● TASK TO COMPLETE: Scan the records for the string "price", then copy each line that has it.

● RECORDS SUPPLIED:
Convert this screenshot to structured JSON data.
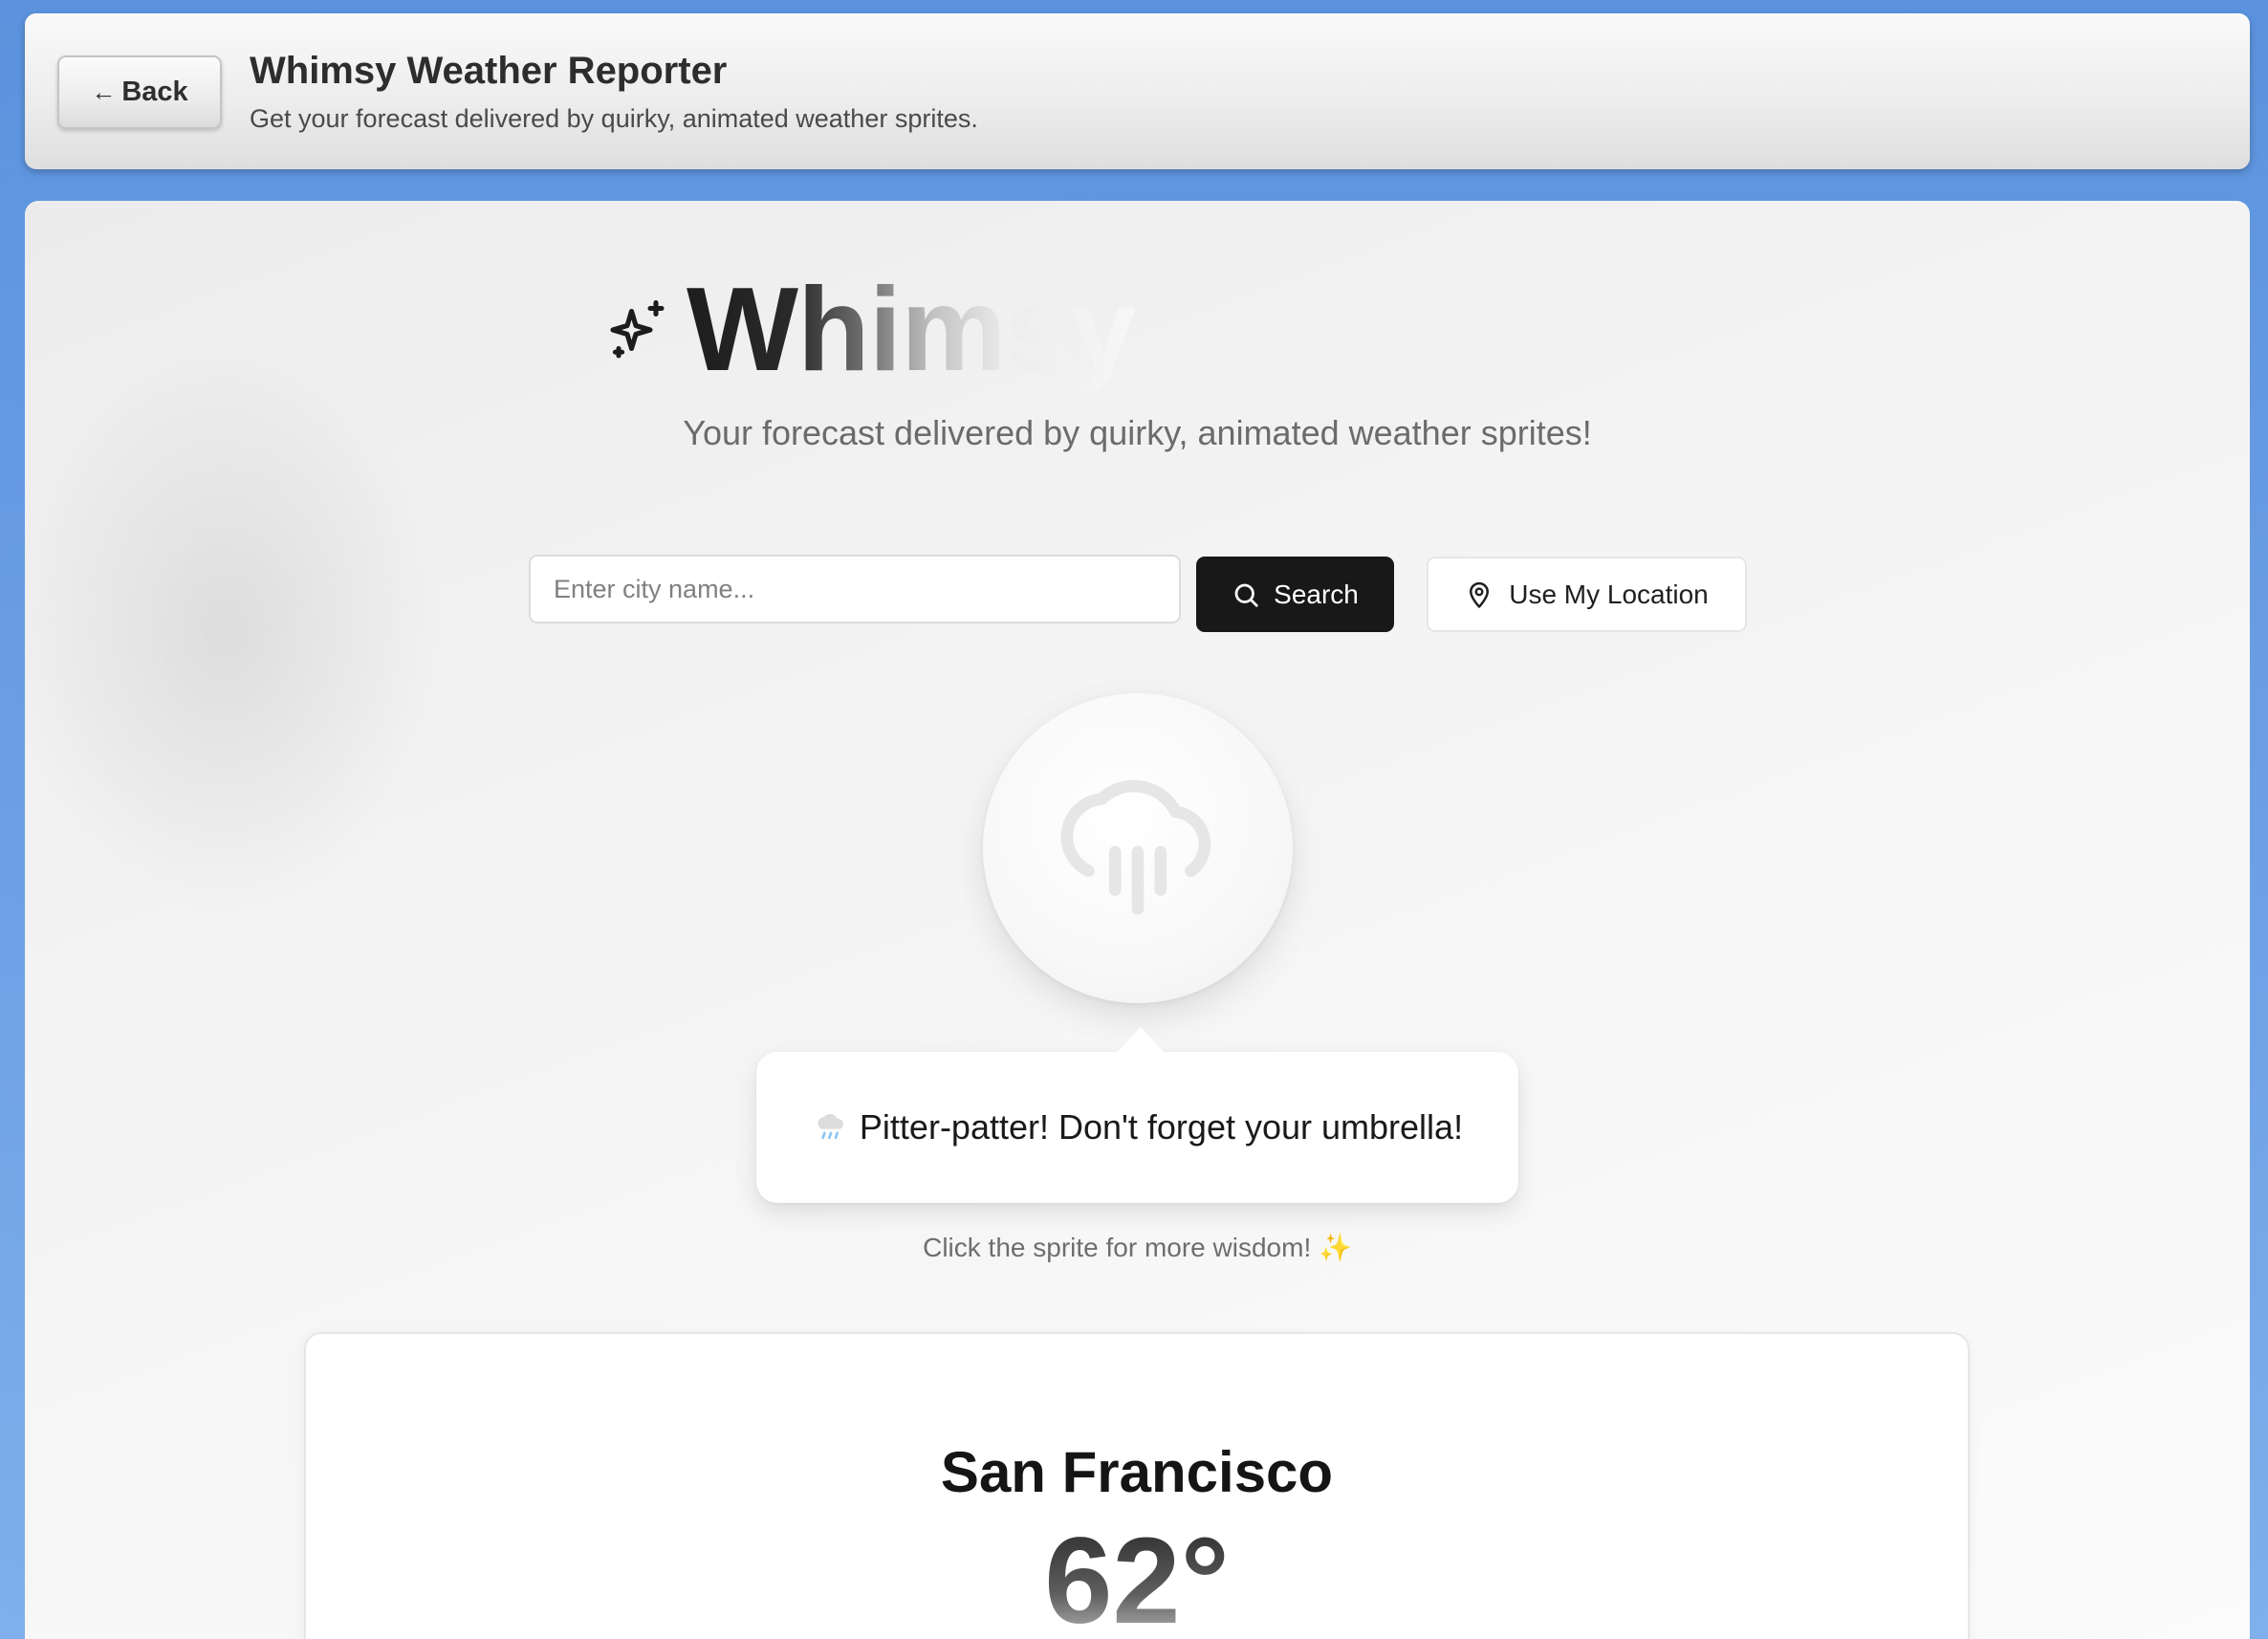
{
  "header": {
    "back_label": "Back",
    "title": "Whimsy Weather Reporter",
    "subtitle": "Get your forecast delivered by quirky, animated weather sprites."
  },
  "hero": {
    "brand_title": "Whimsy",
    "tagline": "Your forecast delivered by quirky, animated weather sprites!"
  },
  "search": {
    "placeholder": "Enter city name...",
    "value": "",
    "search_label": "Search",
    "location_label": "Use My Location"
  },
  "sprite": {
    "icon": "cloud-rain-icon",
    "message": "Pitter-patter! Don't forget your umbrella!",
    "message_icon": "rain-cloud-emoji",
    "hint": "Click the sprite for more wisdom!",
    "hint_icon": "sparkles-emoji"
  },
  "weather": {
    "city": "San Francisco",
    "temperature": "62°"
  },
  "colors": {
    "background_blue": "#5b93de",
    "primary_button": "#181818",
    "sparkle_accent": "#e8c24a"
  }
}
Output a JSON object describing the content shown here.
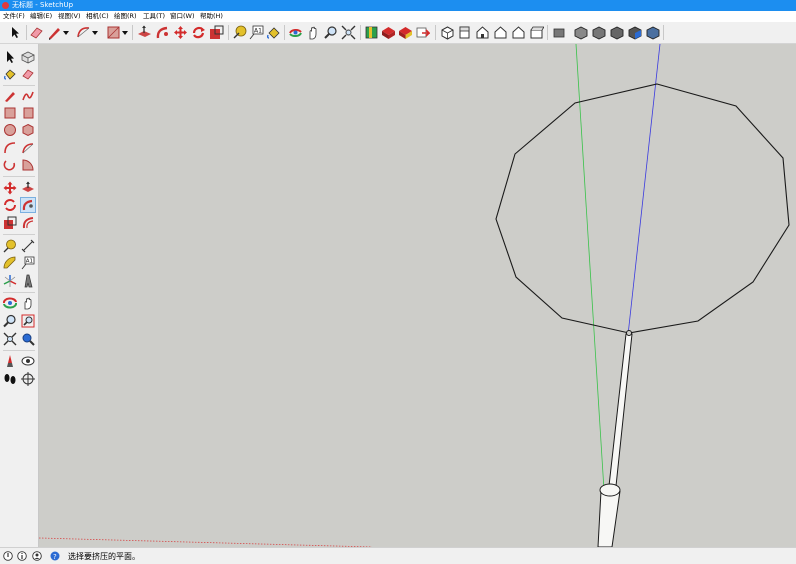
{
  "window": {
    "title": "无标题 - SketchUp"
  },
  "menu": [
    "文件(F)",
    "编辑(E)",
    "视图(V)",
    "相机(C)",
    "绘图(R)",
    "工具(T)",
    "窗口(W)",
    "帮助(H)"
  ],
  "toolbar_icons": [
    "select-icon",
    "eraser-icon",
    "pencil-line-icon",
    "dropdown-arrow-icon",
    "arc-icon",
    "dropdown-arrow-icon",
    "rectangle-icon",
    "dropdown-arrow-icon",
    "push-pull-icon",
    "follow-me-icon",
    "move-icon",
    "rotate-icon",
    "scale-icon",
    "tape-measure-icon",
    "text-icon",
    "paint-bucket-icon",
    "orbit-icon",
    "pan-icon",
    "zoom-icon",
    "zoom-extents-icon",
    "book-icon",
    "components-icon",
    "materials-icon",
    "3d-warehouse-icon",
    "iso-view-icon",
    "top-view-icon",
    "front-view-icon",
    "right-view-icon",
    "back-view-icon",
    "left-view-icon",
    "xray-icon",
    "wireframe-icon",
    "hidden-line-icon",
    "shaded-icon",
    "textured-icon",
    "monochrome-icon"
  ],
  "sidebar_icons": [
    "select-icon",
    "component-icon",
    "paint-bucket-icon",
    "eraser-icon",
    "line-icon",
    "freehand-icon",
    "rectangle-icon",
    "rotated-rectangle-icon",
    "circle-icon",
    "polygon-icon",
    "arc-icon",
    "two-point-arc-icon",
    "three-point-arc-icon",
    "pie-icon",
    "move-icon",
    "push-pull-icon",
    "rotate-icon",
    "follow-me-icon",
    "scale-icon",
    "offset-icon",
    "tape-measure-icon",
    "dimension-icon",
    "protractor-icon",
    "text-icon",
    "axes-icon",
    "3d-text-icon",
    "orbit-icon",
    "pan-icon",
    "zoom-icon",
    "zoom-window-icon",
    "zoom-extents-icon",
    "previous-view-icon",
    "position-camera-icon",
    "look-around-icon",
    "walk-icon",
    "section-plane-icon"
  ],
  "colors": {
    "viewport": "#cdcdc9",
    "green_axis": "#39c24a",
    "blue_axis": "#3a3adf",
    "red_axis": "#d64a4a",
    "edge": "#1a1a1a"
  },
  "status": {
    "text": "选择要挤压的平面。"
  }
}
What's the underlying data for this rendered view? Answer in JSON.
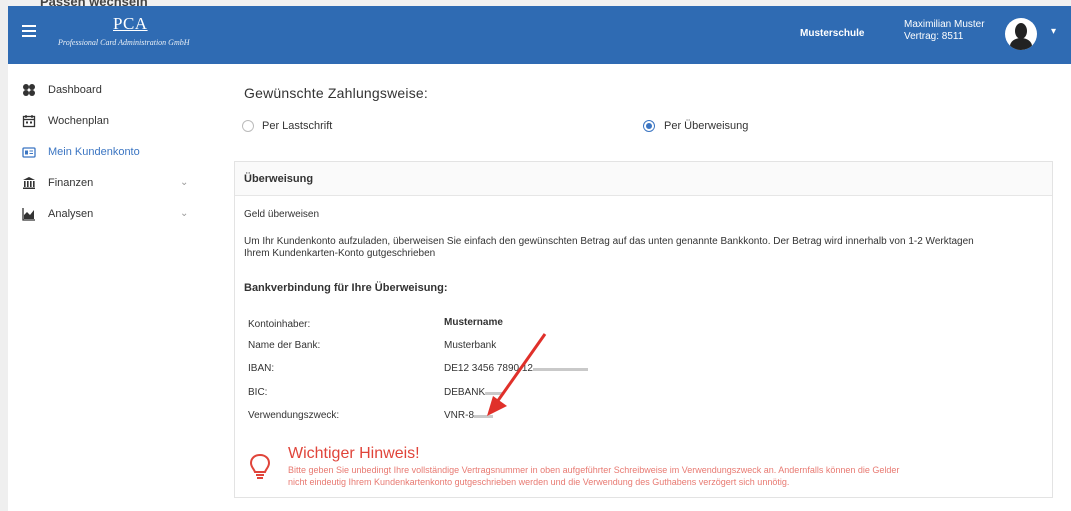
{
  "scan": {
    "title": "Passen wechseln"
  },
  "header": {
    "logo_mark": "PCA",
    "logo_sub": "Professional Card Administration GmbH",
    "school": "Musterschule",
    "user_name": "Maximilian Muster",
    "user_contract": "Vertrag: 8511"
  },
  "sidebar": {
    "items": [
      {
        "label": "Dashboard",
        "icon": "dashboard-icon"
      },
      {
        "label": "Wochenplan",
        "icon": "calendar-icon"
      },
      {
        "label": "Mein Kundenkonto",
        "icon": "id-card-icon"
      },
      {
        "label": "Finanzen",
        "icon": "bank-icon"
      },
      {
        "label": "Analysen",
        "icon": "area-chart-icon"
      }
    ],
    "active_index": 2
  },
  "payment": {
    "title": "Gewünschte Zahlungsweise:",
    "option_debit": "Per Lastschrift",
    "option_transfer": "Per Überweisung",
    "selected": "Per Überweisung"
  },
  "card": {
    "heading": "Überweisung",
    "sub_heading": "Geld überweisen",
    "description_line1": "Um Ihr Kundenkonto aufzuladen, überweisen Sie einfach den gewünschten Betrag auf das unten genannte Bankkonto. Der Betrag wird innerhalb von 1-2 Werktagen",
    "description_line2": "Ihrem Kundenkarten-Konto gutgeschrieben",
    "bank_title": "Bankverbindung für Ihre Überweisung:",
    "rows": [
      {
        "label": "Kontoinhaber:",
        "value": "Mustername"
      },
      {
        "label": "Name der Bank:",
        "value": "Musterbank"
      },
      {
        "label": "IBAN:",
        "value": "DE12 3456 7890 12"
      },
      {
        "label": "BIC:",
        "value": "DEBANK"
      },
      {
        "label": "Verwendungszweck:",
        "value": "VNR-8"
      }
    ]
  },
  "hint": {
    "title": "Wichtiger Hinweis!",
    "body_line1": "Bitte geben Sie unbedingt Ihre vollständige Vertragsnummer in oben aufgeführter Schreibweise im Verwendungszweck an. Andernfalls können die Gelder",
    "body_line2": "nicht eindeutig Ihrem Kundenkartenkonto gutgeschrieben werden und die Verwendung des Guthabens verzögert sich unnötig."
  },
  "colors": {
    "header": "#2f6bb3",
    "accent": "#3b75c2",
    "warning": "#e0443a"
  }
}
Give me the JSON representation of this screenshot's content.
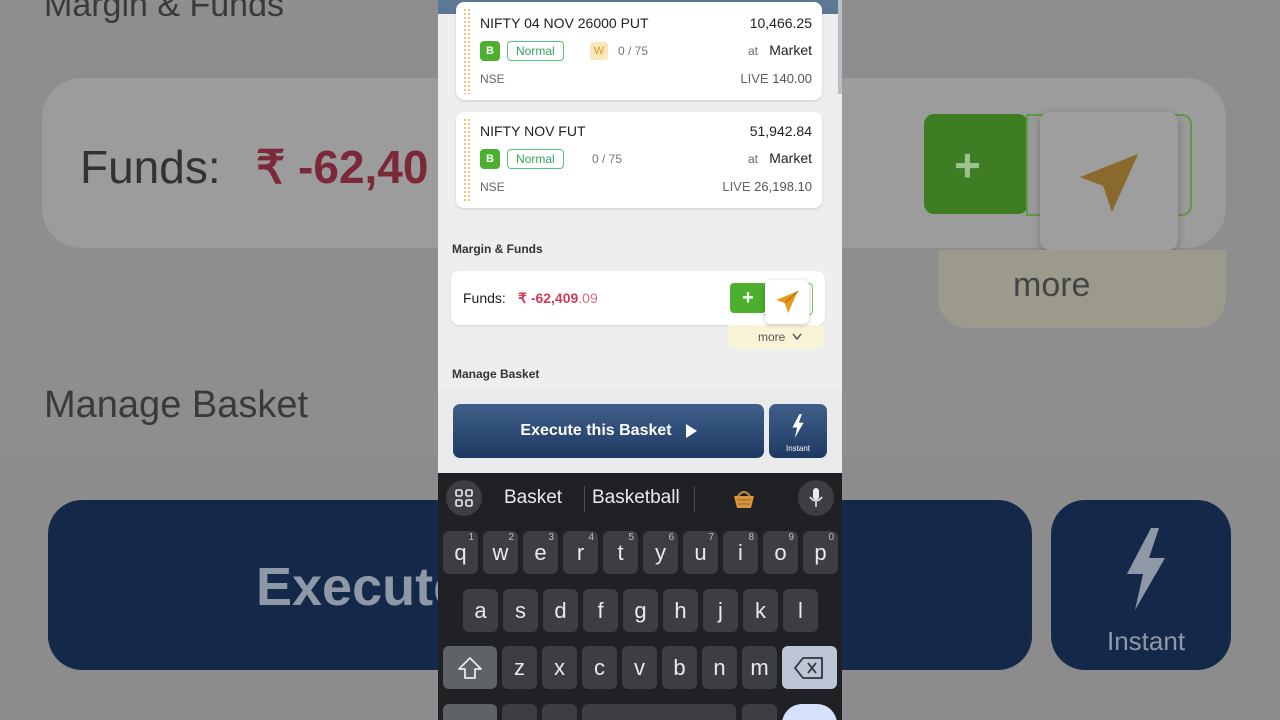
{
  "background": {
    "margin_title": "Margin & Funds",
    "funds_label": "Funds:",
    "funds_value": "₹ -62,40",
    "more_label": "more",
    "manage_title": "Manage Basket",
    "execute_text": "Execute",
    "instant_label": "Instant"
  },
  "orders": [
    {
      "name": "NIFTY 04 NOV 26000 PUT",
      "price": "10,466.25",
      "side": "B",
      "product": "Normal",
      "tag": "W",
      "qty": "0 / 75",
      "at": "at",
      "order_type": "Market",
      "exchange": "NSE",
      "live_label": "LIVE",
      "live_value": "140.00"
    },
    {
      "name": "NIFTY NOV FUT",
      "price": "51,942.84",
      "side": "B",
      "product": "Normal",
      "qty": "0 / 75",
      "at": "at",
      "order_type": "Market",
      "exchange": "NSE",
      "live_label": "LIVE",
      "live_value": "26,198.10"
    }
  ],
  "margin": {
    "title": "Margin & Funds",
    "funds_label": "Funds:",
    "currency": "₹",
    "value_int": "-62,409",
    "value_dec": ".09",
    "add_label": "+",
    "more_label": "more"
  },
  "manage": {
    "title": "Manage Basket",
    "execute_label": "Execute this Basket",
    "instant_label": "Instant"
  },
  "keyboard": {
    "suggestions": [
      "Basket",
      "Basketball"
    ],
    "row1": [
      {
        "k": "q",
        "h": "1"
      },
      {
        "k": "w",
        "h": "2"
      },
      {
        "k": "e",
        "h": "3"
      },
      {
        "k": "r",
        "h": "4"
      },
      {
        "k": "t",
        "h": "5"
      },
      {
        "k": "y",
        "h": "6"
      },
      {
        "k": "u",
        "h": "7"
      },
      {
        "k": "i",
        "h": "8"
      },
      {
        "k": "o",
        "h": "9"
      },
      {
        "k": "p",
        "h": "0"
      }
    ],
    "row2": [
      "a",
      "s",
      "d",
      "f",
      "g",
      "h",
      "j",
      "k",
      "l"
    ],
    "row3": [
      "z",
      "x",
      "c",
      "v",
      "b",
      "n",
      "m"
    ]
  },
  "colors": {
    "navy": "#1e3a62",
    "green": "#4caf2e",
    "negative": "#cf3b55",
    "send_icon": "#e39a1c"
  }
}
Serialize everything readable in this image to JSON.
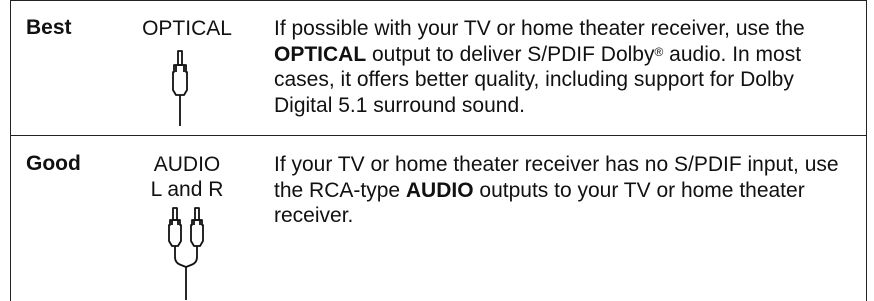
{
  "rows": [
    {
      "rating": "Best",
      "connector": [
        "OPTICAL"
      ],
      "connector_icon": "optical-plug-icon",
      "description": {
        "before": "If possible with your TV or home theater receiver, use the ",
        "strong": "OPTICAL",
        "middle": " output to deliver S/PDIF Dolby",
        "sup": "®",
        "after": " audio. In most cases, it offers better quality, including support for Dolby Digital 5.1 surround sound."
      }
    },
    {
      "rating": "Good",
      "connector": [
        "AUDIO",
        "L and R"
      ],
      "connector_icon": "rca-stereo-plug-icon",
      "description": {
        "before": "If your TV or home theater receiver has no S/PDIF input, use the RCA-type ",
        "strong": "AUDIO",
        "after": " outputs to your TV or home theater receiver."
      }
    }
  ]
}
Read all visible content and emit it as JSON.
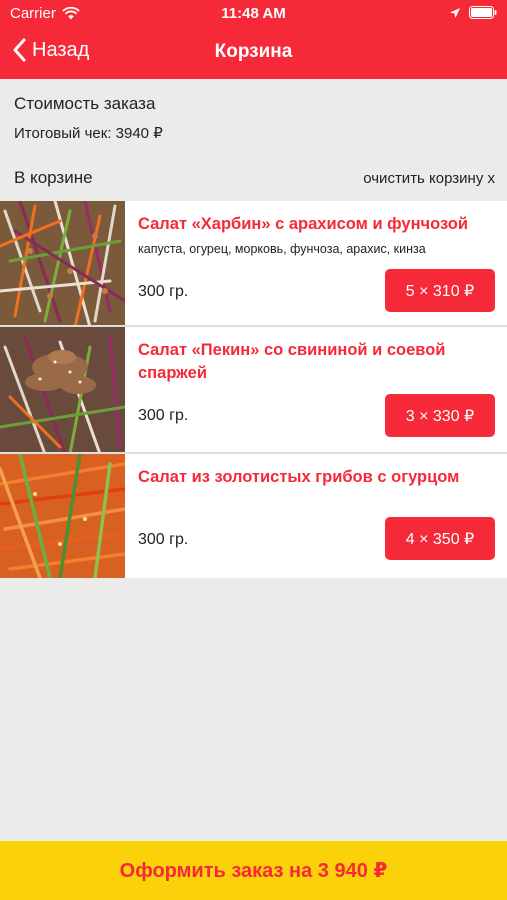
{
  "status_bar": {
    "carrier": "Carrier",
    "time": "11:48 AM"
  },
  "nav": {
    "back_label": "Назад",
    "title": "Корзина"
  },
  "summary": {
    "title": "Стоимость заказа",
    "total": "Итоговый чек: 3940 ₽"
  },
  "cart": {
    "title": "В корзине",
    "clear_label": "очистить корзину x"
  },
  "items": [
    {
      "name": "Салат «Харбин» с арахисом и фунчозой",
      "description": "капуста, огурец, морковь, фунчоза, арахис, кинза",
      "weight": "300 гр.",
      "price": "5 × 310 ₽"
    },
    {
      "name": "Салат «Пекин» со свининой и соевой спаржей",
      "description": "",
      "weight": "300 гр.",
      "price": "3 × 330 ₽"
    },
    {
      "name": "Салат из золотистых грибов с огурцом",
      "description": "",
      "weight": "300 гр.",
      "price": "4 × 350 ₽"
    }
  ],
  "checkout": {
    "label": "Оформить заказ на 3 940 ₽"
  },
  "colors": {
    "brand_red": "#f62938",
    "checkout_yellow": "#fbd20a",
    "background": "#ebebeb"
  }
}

● THE ANSWER:
      "price": "10,466.25",
      "price": "51,942.84",
      "price": "5 × 310 ₽"
      "price": "3 × 330 ₽"
      "price": "4 × 350 ₽"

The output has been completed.